**Entries taken from a collection:**
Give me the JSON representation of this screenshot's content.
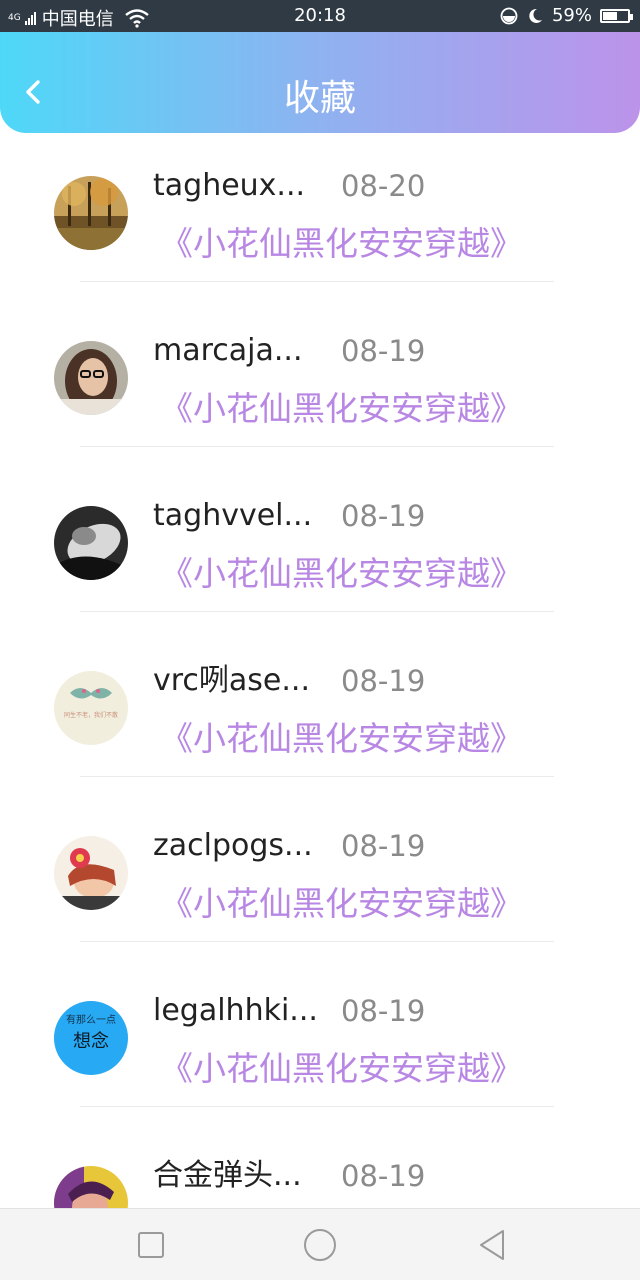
{
  "status_bar": {
    "network": "4G",
    "carrier": "中国电信",
    "time": "20:18",
    "battery_percent": "59%",
    "battery_level": 0.59,
    "icons": [
      "signal-icon",
      "wifi-icon",
      "do-not-disturb-icon",
      "moon-icon",
      "battery-icon"
    ]
  },
  "header": {
    "title": "收藏",
    "back_icon": "chevron-left-icon"
  },
  "theme": {
    "gradient_start": "#4ed8f8",
    "gradient_end": "#bc93ea",
    "accent_text": "#b887e4",
    "date_text": "#8a8a8a"
  },
  "favorites": [
    {
      "user": "tagheux...",
      "date": "08-20",
      "book": "《小花仙黑化安安穿越》",
      "avatar": "autumn-trees-photo"
    },
    {
      "user": "marcaja...",
      "date": "08-19",
      "book": "《小花仙黑化安安穿越》",
      "avatar": "girl-with-glasses-photo"
    },
    {
      "user": "taghvvel...",
      "date": "08-19",
      "book": "《小花仙黑化安安穿越》",
      "avatar": "black-white-portrait-photo"
    },
    {
      "user": "vrc咧ase...",
      "date": "08-19",
      "book": "《小花仙黑化安安穿越》",
      "avatar": "mustache-text-image"
    },
    {
      "user": "zaclpogs...",
      "date": "08-19",
      "book": "《小花仙黑化安安穿越》",
      "avatar": "child-with-flower-photo"
    },
    {
      "user": "legalhhki...",
      "date": "08-19",
      "book": "《小花仙黑化安安穿越》",
      "avatar": "blue-text-image"
    },
    {
      "user": "合金弹头...",
      "date": "08-19",
      "book": "",
      "avatar": "colorful-portrait-photo"
    }
  ],
  "avatar_text": {
    "blue_line1": "有那么一点",
    "blue_line2": "想念",
    "mustache_caption": "同生不老，我们不散"
  },
  "nav_bar": {
    "icons": [
      "square-recent-apps-icon",
      "circle-home-icon",
      "triangle-back-icon"
    ]
  }
}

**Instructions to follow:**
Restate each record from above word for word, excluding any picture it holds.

**Exercise answer:**
Give me the JSON representation of this screenshot's content.
{
  "status_bar": {
    "network": "4G",
    "carrier": "中国电信",
    "time": "20:18",
    "battery_percent": "59%",
    "battery_level": 0.59,
    "icons": [
      "signal-icon",
      "wifi-icon",
      "do-not-disturb-icon",
      "moon-icon",
      "battery-icon"
    ]
  },
  "header": {
    "title": "收藏",
    "back_icon": "chevron-left-icon"
  },
  "theme": {
    "gradient_start": "#4ed8f8",
    "gradient_end": "#bc93ea",
    "accent_text": "#b887e4",
    "date_text": "#8a8a8a"
  },
  "favorites": [
    {
      "user": "tagheux...",
      "date": "08-20",
      "book": "《小花仙黑化安安穿越》",
      "avatar": "autumn-trees-photo"
    },
    {
      "user": "marcaja...",
      "date": "08-19",
      "book": "《小花仙黑化安安穿越》",
      "avatar": "girl-with-glasses-photo"
    },
    {
      "user": "taghvvel...",
      "date": "08-19",
      "book": "《小花仙黑化安安穿越》",
      "avatar": "black-white-portrait-photo"
    },
    {
      "user": "vrc咧ase...",
      "date": "08-19",
      "book": "《小花仙黑化安安穿越》",
      "avatar": "mustache-text-image"
    },
    {
      "user": "zaclpogs...",
      "date": "08-19",
      "book": "《小花仙黑化安安穿越》",
      "avatar": "child-with-flower-photo"
    },
    {
      "user": "legalhhki...",
      "date": "08-19",
      "book": "《小花仙黑化安安穿越》",
      "avatar": "blue-text-image"
    },
    {
      "user": "合金弹头...",
      "date": "08-19",
      "book": "",
      "avatar": "colorful-portrait-photo"
    }
  ],
  "avatar_text": {
    "blue_line1": "有那么一点",
    "blue_line2": "想念",
    "mustache_caption": "同生不老，我们不散"
  },
  "nav_bar": {
    "icons": [
      "square-recent-apps-icon",
      "circle-home-icon",
      "triangle-back-icon"
    ]
  }
}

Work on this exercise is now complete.